======== Supplied material ========

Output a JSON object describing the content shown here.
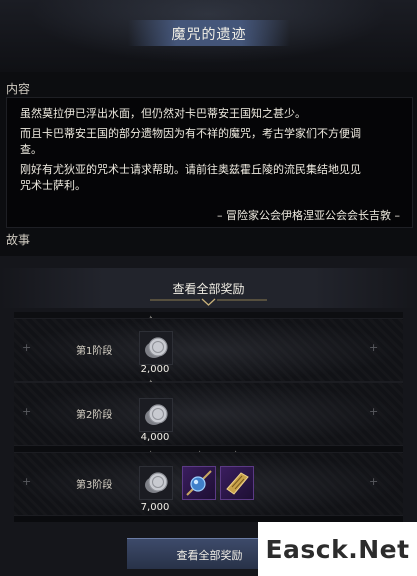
{
  "header": {
    "title": "魔咒的遗迹"
  },
  "content": {
    "label": "内容",
    "paragraphs": [
      "虽然莫拉伊已浮出水面，但仍然对卡巴蒂安王国知之甚少。",
      "而且卡巴蒂安王国的部分遗物因为有不祥的魔咒，考古学家们不方便调",
      "查。",
      "刚好有尤狄亚的咒术士请求帮助。请前往奥兹霍丘陵的流民集结地见见",
      "咒术士萨利。"
    ],
    "signature": "– 冒险家公会伊格涅亚公会会长吉敦 –"
  },
  "story": {
    "label": "故事",
    "reward_header": "查看全部奖励",
    "stages": [
      {
        "label": "第1阶段",
        "amount": "2,000"
      },
      {
        "label": "第2阶段",
        "amount": "4,000"
      },
      {
        "label": "第3阶段",
        "amount": "7,000"
      }
    ],
    "button_label": "查看全部奖励"
  },
  "icons": {
    "coin": "silver-coin-icon",
    "diamond": "diamond-marker-icon",
    "plus": "plus-icon",
    "item1": "blue-orb-spear-icon",
    "item2": "golden-scroll-icon"
  },
  "colors": {
    "accent": "#46587d",
    "purple_item": "#3a1d5e"
  },
  "watermark": "Easck.Net"
}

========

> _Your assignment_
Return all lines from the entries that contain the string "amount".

> _Task answer_
        "amount": "2,000"
        "amount": "4,000"
        "amount": "7,000"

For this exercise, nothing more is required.